Animal welfare campaigners say it is time supermarkets stopped selling premium ham produced by EU farmers still using methods banned in the UK.
Compassion in World Farming said most Parma ham on UK shelves is farmed using crates that confine pregnant sows.
Called “sow stalls”, the crates have been banned in the UK since 1999 but their limited use in the EU is legal.
Trade body the British Retail Consortium said UK stores led the way in requiring high welfare standards.
But it added that it was “more challenging with speciality hams where the UK has a small share of a highly-regulated product and the focus is on production methods.”
Of the UK’s top three supermarkets, Sainsbury’s said that while sow stalls were used, all its suppliers have to meet “strict welfare standards” and their use was limited to a maximum of 28 days.

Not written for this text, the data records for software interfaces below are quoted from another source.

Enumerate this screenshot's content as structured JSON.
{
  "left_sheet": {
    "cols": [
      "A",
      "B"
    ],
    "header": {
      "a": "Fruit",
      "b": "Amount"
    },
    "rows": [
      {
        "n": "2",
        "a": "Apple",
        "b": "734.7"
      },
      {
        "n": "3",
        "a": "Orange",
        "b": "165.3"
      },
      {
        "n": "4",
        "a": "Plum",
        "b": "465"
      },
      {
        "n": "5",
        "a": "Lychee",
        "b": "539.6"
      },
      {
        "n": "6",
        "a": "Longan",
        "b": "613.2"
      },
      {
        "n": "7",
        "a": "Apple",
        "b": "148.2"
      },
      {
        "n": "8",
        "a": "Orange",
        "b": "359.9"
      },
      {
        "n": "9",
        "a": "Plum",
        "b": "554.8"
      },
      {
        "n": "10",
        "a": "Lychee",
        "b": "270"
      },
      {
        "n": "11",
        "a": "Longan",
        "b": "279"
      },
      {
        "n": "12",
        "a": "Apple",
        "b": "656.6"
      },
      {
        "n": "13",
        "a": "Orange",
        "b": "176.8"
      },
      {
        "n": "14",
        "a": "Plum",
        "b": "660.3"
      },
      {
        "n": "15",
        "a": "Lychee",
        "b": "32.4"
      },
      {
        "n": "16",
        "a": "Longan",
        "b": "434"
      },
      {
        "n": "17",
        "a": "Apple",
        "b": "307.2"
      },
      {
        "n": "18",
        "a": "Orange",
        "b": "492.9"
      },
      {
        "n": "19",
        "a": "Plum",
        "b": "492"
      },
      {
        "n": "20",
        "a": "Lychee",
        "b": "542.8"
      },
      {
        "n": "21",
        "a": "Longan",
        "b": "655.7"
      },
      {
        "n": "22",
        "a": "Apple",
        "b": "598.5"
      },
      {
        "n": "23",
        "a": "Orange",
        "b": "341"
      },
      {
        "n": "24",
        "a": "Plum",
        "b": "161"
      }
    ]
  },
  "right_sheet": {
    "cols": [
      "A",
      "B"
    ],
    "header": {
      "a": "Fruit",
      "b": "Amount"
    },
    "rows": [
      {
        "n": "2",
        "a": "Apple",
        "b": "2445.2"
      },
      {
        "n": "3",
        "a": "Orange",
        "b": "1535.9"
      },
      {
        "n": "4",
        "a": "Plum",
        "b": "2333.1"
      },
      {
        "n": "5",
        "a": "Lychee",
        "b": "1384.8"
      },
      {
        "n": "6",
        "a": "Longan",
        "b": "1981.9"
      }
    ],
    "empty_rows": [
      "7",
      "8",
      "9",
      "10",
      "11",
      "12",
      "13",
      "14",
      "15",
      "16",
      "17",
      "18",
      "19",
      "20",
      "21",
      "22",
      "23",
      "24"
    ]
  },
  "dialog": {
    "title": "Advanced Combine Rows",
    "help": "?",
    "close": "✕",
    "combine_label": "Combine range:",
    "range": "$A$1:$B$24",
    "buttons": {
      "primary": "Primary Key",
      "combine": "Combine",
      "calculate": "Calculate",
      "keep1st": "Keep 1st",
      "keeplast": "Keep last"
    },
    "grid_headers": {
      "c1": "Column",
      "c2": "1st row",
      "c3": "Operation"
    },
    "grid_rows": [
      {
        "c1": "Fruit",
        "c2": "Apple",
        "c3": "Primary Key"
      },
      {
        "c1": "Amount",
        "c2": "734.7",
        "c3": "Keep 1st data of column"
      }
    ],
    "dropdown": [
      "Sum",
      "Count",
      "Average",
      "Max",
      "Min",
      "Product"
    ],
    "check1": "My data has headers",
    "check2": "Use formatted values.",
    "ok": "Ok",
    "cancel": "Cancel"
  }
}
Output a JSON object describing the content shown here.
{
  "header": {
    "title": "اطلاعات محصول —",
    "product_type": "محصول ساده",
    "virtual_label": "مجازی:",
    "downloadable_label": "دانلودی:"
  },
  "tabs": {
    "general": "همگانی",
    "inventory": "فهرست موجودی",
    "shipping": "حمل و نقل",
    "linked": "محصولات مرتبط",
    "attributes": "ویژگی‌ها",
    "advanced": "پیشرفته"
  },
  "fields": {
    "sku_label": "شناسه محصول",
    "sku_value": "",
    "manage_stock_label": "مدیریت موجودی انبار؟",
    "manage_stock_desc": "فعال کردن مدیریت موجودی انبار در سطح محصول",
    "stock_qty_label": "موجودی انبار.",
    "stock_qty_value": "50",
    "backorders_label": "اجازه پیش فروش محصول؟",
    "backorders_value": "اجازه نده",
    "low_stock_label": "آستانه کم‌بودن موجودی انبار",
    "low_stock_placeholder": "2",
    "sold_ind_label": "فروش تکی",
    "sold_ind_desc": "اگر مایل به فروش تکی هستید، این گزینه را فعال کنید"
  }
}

Asda said pigs used in the supply of Parma ham were farmed according to EU welfare legislation.
Tesco has yet to respond to the BBC but its welfare policy states that sow stalls are not permitted in its pork supply chain.
Meanwhile one retailer, Waitrose, vowed to end the use of sow stalls in any of its pork production, saying: “Animal welfare is key to our brand. We have led the way for pig welfare in the UK and now we want to ensure that sow stalls have no place in our supply chain by 2025”.
Compassion in World Farming (CiWF) said it would like to see all retailers, producers and food companies commit to doing away with all confinement crates used in pig farming.
That also includes farrowing crates, which are used to confine sows during and after birth to stop them crushing their piglets and are legal both in the UK and EU.
Sarah Moyes, CiWF’s senior campaigns manager, said: “People who pay a premium for products like Parma ham are likely to be shocked to discover that these ‘high-end’ products are from systems that keep animals in such cruel cages.
“Our investigation reveals that their farms are no better than standard farms – the animals still spend a significant part of their lives in cages.”
The European Commission has said it intends to ban all caged farming systems, including the use of farrowing crates and sow stalls, possibly implementing new legislation by 2027.
A partial ban on individual sow stalls was introduced in the EU in 2013 but they can still be used for the first four weeks in a sow’s four-month pregnancy.
It is argued that using stalls allows for better individual feeding, protection from aggressive behaviour by other pigs and easier access for veterinary attention.
But welfare campaigners say they leave sows little room to move and unable to perform natural and motivated behaviours, such as foraging or interacting socially with other pigs.
The UK government, which banned sow stalls in 1999, is also considering phasing out farrowing crates.
A spokesperson for the Department for Environment, Food and Rural Affairs said: “Our aim is ultimately for farrowing crates to no longer be necessary, and we continue to work towards this objective.”
The National Pig Association estimates 60% of UK sows are kept on indoor pig units and the majority of them give birth and suckle their piglets in farrowing crates.
The NPA opposes a ban on farrowing crates and said the 1999 sow stall ban resulted in half the UK pig industry being lost – only for it to be replaced by EU pork produced using the stalls.